* **Your instructions**:
Would you please repeat all of the data exactly, omitting the pictures?

* **Exercise input**:
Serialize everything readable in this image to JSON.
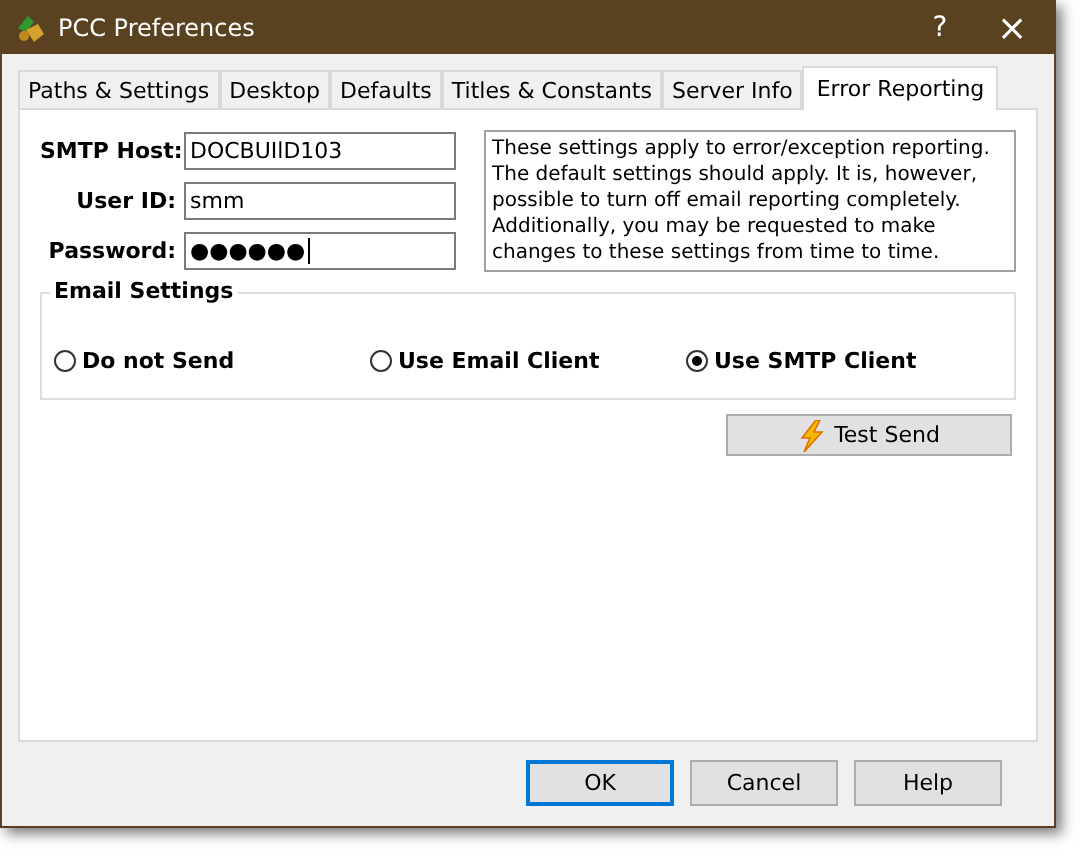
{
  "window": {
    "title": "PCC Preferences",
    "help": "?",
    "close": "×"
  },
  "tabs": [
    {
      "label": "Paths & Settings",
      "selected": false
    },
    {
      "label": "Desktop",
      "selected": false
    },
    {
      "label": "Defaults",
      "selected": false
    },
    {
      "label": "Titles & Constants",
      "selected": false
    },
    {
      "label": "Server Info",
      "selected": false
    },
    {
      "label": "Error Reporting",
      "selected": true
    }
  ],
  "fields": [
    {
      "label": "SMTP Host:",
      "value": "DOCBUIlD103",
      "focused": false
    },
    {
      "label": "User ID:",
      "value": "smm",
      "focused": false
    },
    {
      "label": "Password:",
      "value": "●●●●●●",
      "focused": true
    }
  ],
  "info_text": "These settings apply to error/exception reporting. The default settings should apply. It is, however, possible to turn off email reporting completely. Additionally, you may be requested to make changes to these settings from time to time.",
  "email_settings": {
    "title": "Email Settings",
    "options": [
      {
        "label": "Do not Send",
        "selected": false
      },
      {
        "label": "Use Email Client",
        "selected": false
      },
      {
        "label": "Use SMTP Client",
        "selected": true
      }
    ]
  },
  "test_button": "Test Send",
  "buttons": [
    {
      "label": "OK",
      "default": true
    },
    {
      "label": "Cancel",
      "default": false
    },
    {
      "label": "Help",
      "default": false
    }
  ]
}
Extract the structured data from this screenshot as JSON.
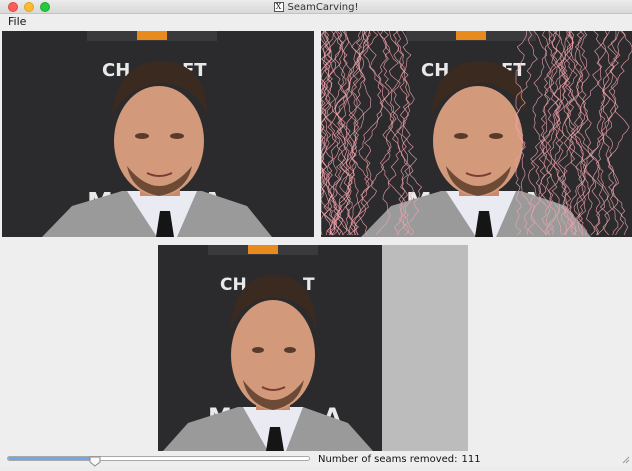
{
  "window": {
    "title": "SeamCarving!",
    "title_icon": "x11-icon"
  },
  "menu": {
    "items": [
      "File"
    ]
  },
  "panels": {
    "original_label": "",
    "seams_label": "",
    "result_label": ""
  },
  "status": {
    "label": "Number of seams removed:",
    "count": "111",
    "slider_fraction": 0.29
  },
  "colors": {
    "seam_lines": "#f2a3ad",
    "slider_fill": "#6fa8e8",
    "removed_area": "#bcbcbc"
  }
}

* **Response**:
Serialize everything readable in this image to JSON.
{
  "window": {
    "title": "PCC Preferences",
    "help": "?",
    "close": "×"
  },
  "tabs": [
    {
      "label": "Paths & Settings",
      "selected": false
    },
    {
      "label": "Desktop",
      "selected": false
    },
    {
      "label": "Defaults",
      "selected": false
    },
    {
      "label": "Titles & Constants",
      "selected": false
    },
    {
      "label": "Server Info",
      "selected": false
    },
    {
      "label": "Error Reporting",
      "selected": true
    }
  ],
  "fields": [
    {
      "label": "SMTP Host:",
      "value": "DOCBUIlD103",
      "focused": false
    },
    {
      "label": "User ID:",
      "value": "smm",
      "focused": false
    },
    {
      "label": "Password:",
      "value": "●●●●●●",
      "focused": true
    }
  ],
  "info_text": "These settings apply to error/exception reporting. The default settings should apply. It is, however, possible to turn off email reporting completely. Additionally, you may be requested to make changes to these settings from time to time.",
  "email_settings": {
    "title": "Email Settings",
    "options": [
      {
        "label": "Do not Send",
        "selected": false
      },
      {
        "label": "Use Email Client",
        "selected": false
      },
      {
        "label": "Use SMTP Client",
        "selected": true
      }
    ]
  },
  "test_button": "Test Send",
  "buttons": [
    {
      "label": "OK",
      "default": true
    },
    {
      "label": "Cancel",
      "default": false
    },
    {
      "label": "Help",
      "default": false
    }
  ]
}
Extract the structured data from this screenshot as JSON.
{
  "window": {
    "title": "SeamCarving!",
    "title_icon": "x11-icon"
  },
  "menu": {
    "items": [
      "File"
    ]
  },
  "panels": {
    "original_label": "",
    "seams_label": "",
    "result_label": ""
  },
  "status": {
    "label": "Number of seams removed:",
    "count": "111",
    "slider_fraction": 0.29
  },
  "colors": {
    "seam_lines": "#f2a3ad",
    "slider_fill": "#6fa8e8",
    "removed_area": "#bcbcbc"
  }
}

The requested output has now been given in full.